== INFORMATION ==
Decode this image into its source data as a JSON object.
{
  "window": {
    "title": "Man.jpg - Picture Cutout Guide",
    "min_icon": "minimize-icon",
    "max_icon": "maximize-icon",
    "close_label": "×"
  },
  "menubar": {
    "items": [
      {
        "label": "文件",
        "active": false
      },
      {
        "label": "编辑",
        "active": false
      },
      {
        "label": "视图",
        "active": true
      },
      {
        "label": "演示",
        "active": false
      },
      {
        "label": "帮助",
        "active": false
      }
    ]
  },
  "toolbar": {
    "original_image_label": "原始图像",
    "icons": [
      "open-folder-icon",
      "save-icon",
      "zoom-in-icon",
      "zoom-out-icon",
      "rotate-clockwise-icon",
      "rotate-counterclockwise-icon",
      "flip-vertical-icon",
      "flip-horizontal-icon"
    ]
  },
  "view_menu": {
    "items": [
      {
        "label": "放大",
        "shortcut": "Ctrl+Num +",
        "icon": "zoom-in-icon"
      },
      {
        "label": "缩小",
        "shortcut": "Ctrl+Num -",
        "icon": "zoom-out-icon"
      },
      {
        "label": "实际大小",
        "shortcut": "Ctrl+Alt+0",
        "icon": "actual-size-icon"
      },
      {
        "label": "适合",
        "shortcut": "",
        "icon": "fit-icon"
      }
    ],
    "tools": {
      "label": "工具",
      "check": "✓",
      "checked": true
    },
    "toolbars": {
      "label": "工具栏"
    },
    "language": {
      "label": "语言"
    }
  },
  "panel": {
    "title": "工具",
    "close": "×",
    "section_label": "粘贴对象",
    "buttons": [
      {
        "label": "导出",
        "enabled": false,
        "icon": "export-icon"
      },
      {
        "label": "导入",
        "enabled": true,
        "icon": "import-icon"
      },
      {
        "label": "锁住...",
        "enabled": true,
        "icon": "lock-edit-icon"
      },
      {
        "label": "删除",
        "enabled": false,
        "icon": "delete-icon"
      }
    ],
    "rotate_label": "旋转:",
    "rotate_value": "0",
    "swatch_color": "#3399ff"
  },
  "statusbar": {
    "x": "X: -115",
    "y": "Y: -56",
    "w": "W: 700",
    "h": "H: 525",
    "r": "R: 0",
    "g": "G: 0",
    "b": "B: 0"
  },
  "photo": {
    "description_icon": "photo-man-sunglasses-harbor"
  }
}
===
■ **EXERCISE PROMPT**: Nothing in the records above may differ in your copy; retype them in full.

■ **PROBLEM SOLUTION**:
Decode this image into its source data as a JSON object.
{
  "window": {
    "title": "Man.jpg - Picture Cutout Guide",
    "min_icon": "minimize-icon",
    "max_icon": "maximize-icon",
    "close_label": "×"
  },
  "menubar": {
    "items": [
      {
        "label": "文件",
        "active": false
      },
      {
        "label": "编辑",
        "active": false
      },
      {
        "label": "视图",
        "active": true
      },
      {
        "label": "演示",
        "active": false
      },
      {
        "label": "帮助",
        "active": false
      }
    ]
  },
  "toolbar": {
    "original_image_label": "原始图像",
    "icons": [
      "open-folder-icon",
      "save-icon",
      "zoom-in-icon",
      "zoom-out-icon",
      "rotate-clockwise-icon",
      "rotate-counterclockwise-icon",
      "flip-vertical-icon",
      "flip-horizontal-icon"
    ]
  },
  "view_menu": {
    "items": [
      {
        "label": "放大",
        "shortcut": "Ctrl+Num +",
        "icon": "zoom-in-icon"
      },
      {
        "label": "缩小",
        "shortcut": "Ctrl+Num -",
        "icon": "zoom-out-icon"
      },
      {
        "label": "实际大小",
        "shortcut": "Ctrl+Alt+0",
        "icon": "actual-size-icon"
      },
      {
        "label": "适合",
        "shortcut": "",
        "icon": "fit-icon"
      }
    ],
    "tools": {
      "label": "工具",
      "check": "✓",
      "checked": true
    },
    "toolbars": {
      "label": "工具栏"
    },
    "language": {
      "label": "语言"
    }
  },
  "panel": {
    "title": "工具",
    "close": "×",
    "section_label": "粘贴对象",
    "buttons": [
      {
        "label": "导出",
        "enabled": false,
        "icon": "export-icon"
      },
      {
        "label": "导入",
        "enabled": true,
        "icon": "import-icon"
      },
      {
        "label": "锁住...",
        "enabled": true,
        "icon": "lock-edit-icon"
      },
      {
        "label": "删除",
        "enabled": false,
        "icon": "delete-icon"
      }
    ],
    "rotate_label": "旋转:",
    "rotate_value": "0",
    "swatch_color": "#3399ff"
  },
  "statusbar": {
    "x": "X: -115",
    "y": "Y: -56",
    "w": "W: 700",
    "h": "H: 525",
    "r": "R: 0",
    "g": "G: 0",
    "b": "B: 0"
  },
  "photo": {
    "description_icon": "photo-man-sunglasses-harbor"
  }
}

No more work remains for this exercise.